**Entries provided**

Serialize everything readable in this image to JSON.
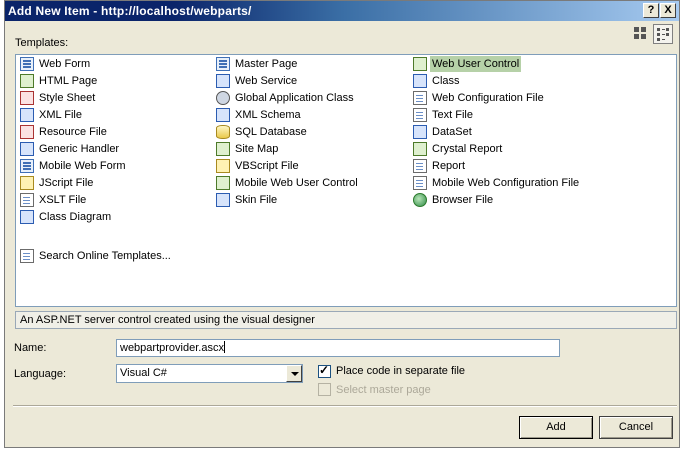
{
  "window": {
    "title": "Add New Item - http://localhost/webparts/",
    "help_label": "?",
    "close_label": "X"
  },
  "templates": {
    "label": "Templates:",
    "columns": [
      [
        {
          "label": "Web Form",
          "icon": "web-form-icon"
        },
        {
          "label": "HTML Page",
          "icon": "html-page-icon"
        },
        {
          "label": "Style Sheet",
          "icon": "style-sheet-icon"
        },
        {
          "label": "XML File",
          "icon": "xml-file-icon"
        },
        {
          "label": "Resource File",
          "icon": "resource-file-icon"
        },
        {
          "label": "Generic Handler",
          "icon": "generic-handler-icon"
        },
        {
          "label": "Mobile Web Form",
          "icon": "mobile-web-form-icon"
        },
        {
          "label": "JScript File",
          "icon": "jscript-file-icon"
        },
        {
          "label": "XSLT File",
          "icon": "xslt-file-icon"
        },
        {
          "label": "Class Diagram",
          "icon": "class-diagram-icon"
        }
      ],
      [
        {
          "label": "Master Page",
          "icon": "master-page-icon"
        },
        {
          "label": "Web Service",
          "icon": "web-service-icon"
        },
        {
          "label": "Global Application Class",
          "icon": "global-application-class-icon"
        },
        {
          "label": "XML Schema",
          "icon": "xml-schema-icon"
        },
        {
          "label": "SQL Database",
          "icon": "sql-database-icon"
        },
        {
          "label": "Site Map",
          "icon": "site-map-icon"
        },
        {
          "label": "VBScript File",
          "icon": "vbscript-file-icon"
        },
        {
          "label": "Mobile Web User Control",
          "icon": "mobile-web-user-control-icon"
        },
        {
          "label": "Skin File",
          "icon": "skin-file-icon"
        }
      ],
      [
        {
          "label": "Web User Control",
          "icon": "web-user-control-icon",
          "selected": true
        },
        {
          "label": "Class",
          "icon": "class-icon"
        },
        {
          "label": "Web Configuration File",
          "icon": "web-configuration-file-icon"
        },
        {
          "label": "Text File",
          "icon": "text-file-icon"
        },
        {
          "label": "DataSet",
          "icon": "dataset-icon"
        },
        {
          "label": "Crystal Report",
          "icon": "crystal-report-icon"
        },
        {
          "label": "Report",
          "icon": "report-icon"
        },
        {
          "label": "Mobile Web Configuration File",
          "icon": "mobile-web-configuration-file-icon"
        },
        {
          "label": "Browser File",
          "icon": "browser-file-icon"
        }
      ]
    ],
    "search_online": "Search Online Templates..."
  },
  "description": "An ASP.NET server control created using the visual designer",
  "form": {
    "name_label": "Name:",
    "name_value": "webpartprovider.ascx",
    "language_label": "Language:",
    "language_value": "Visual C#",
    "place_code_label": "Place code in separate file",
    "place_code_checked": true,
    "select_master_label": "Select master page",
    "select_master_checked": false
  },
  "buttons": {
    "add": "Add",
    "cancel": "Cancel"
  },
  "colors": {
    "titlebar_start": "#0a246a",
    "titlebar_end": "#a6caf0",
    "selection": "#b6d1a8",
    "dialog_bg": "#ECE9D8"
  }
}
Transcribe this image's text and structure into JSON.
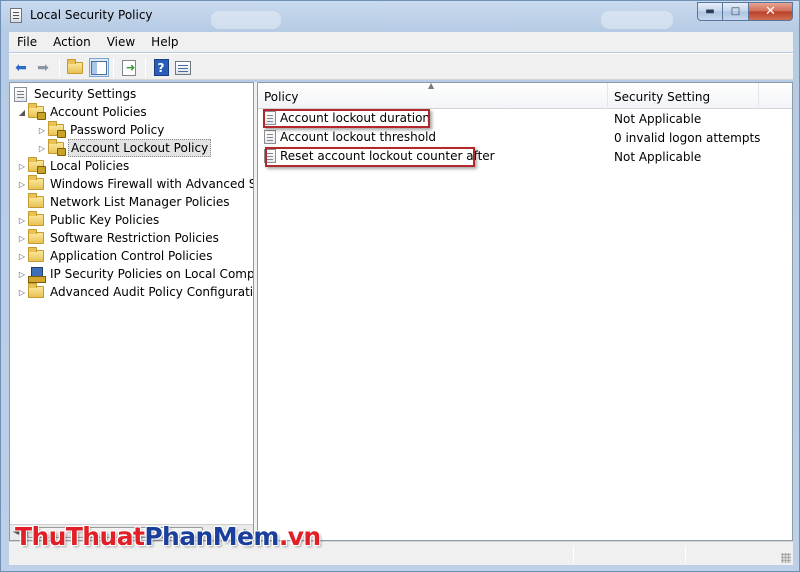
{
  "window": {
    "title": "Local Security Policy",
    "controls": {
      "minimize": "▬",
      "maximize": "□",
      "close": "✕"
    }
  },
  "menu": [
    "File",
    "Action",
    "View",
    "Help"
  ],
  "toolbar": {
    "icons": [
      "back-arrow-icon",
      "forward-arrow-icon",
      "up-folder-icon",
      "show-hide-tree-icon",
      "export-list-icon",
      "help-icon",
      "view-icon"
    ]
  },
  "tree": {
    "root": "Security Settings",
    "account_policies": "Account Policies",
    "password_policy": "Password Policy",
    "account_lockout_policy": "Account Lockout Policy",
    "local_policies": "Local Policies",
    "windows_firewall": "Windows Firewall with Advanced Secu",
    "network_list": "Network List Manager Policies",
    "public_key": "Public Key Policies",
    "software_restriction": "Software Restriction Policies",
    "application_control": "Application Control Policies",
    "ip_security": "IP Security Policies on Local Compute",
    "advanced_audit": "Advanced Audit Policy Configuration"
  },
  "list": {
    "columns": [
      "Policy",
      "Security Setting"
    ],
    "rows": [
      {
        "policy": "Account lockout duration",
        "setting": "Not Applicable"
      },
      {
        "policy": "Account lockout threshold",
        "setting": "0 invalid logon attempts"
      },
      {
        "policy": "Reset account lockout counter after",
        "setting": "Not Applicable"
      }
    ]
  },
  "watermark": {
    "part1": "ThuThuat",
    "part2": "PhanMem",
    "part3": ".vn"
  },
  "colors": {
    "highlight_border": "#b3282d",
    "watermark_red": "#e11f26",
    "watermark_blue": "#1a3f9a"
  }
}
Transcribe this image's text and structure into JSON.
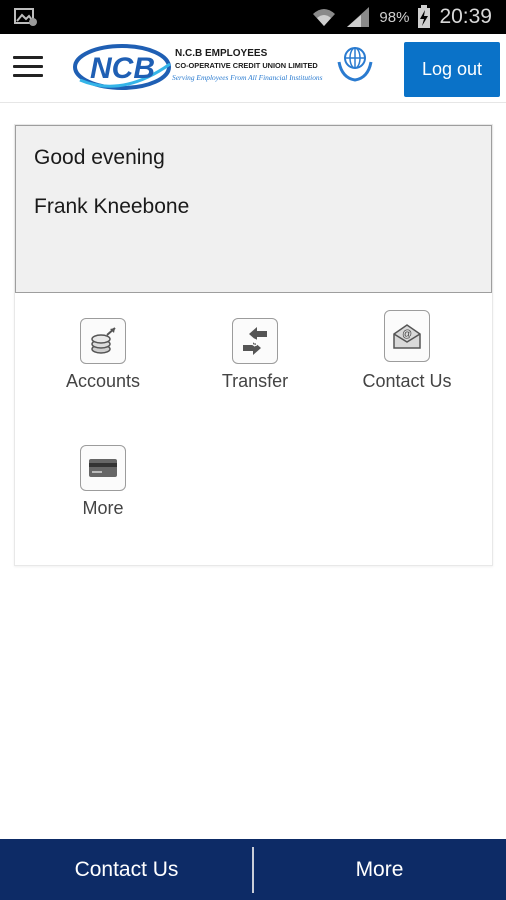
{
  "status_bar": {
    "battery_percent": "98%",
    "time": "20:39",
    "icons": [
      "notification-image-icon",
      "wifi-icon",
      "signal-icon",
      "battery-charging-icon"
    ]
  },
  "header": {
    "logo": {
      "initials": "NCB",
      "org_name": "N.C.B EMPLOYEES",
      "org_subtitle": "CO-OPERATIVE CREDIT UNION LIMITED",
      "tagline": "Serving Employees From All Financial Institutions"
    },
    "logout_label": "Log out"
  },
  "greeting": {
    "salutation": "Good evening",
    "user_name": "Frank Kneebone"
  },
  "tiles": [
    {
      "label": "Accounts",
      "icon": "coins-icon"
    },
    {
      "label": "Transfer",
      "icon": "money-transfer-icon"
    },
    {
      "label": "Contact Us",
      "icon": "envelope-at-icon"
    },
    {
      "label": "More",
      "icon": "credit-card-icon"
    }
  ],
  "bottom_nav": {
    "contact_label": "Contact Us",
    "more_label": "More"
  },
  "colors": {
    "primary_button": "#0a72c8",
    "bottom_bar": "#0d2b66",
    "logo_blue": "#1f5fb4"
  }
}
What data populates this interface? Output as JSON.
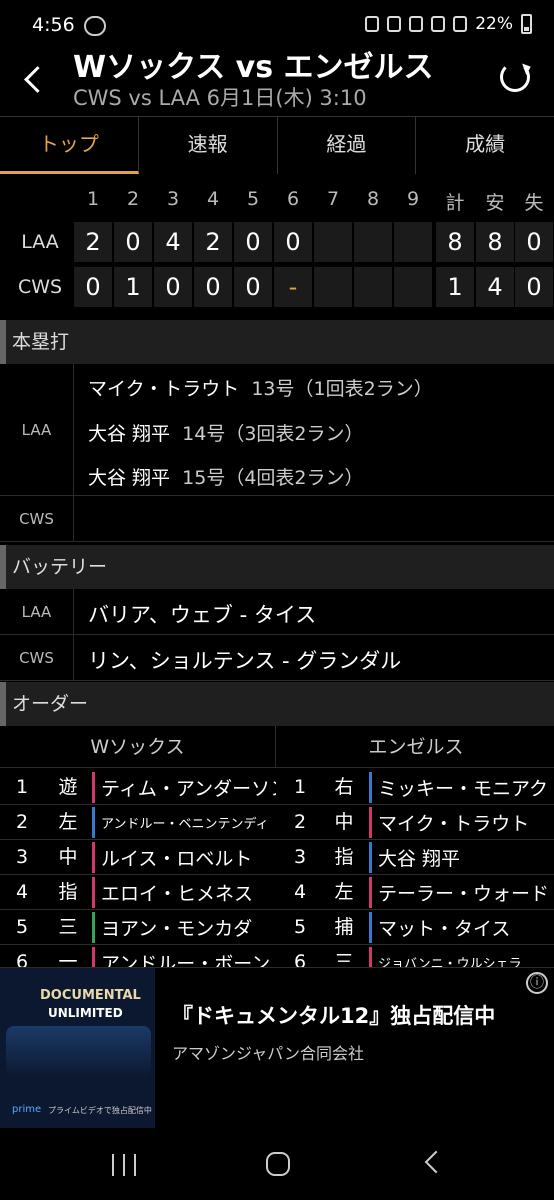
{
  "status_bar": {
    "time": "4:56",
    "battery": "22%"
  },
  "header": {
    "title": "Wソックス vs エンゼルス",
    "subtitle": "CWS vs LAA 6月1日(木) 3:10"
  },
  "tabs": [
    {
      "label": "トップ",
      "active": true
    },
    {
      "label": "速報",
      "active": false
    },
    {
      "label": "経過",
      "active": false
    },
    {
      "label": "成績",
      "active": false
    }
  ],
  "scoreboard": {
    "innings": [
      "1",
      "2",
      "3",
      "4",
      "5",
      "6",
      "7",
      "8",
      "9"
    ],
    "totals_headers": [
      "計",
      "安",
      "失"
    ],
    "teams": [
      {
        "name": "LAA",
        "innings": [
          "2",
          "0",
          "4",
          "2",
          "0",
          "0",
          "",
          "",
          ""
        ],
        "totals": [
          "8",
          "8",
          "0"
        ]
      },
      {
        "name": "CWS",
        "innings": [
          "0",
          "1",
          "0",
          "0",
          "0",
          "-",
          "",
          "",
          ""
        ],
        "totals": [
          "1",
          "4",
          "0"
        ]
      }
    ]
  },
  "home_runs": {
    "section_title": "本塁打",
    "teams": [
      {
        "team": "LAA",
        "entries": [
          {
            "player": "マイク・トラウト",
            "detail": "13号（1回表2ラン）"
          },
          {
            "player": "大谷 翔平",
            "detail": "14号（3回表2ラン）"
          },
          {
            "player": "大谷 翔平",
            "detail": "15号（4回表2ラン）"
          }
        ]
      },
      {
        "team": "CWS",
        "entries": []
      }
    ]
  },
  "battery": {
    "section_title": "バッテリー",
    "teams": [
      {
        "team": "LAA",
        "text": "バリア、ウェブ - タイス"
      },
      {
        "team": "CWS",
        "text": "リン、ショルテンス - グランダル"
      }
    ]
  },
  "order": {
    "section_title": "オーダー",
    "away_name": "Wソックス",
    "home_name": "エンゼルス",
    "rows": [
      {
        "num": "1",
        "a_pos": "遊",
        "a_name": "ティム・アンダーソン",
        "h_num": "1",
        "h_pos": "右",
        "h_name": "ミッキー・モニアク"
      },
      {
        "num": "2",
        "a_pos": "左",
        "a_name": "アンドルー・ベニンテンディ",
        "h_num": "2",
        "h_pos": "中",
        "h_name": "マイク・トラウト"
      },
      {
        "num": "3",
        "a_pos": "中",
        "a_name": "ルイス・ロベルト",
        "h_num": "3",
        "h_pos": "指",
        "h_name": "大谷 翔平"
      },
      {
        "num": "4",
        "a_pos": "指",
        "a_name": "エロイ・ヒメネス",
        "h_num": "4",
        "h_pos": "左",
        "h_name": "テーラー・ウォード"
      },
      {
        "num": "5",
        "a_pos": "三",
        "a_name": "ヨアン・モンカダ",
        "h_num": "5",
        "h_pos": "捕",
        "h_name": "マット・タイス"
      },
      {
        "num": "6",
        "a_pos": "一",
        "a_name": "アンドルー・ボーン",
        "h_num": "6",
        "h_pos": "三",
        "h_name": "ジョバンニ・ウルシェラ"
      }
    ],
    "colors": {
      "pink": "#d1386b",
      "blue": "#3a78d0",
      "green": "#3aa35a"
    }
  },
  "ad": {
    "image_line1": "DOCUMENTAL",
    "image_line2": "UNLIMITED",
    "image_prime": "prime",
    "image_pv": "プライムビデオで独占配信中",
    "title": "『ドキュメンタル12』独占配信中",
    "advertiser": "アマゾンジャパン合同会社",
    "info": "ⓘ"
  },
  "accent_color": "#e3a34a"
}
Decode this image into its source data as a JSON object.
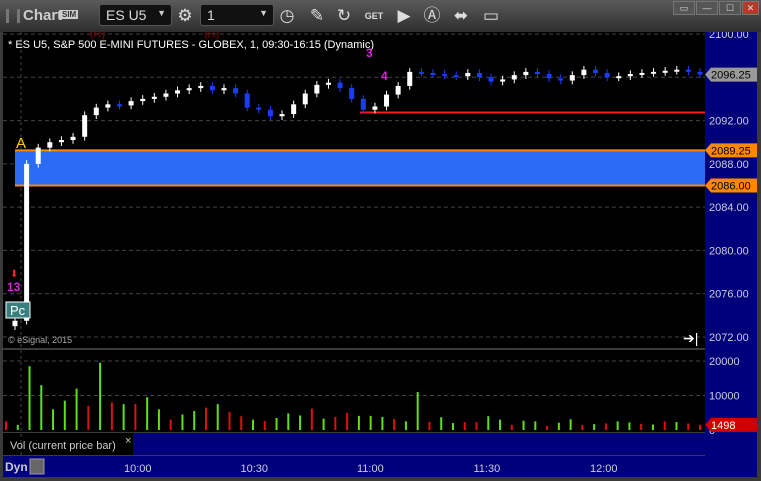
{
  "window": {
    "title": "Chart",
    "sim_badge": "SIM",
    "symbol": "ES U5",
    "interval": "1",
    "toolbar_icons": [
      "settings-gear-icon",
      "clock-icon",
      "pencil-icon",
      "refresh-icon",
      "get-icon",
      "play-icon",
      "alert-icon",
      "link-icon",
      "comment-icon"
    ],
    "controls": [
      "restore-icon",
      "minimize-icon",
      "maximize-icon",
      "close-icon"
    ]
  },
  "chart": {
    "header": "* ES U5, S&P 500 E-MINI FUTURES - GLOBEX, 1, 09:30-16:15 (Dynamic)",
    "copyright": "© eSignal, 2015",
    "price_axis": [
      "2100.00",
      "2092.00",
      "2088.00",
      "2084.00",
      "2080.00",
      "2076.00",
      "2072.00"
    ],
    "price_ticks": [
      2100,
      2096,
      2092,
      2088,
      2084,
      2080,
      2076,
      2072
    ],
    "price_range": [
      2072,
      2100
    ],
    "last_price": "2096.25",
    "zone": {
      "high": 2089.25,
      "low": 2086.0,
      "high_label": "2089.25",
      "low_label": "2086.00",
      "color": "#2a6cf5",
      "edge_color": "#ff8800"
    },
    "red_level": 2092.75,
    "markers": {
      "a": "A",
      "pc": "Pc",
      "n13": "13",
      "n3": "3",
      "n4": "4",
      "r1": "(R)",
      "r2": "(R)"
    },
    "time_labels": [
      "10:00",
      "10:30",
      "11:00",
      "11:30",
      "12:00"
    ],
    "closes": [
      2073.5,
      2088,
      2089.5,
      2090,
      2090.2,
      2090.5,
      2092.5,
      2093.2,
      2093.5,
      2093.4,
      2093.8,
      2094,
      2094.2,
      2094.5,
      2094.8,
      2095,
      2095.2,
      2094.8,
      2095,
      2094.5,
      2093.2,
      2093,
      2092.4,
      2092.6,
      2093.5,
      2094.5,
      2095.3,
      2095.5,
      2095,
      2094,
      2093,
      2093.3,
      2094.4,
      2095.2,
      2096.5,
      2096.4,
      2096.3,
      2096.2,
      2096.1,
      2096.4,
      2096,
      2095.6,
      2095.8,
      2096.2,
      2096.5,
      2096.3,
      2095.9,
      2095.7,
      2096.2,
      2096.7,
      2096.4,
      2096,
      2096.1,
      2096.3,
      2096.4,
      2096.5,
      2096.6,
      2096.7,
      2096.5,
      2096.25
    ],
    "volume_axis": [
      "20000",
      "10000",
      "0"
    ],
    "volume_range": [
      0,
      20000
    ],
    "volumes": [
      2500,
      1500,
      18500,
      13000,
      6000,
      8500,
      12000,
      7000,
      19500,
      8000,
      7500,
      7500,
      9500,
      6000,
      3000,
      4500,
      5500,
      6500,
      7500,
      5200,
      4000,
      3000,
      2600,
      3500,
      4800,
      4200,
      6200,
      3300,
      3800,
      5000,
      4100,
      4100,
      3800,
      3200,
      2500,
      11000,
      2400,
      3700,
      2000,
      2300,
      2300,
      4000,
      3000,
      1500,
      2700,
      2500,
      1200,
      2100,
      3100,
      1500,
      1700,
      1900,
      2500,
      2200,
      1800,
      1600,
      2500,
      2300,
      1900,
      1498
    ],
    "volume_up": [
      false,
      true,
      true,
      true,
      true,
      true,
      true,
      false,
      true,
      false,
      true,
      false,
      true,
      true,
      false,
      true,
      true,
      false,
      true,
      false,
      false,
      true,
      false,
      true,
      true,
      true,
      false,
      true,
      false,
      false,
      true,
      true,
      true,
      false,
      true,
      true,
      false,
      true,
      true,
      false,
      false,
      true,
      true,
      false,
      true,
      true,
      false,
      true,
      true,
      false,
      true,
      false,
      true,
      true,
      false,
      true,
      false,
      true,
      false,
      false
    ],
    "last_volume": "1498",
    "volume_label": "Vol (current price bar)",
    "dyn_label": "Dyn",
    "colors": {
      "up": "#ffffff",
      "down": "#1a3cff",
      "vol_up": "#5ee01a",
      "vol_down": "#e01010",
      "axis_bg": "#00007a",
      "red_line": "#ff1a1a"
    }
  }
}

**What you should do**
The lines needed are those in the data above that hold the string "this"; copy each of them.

**Response area**
Serialize everything readable in this image to JSON.
Transcribe this image's text and structure into JSON.
Transcribe this image's text and structure into JSON.
What data populates this interface? Output as JSON.
Decode this image into its source data as a JSON object.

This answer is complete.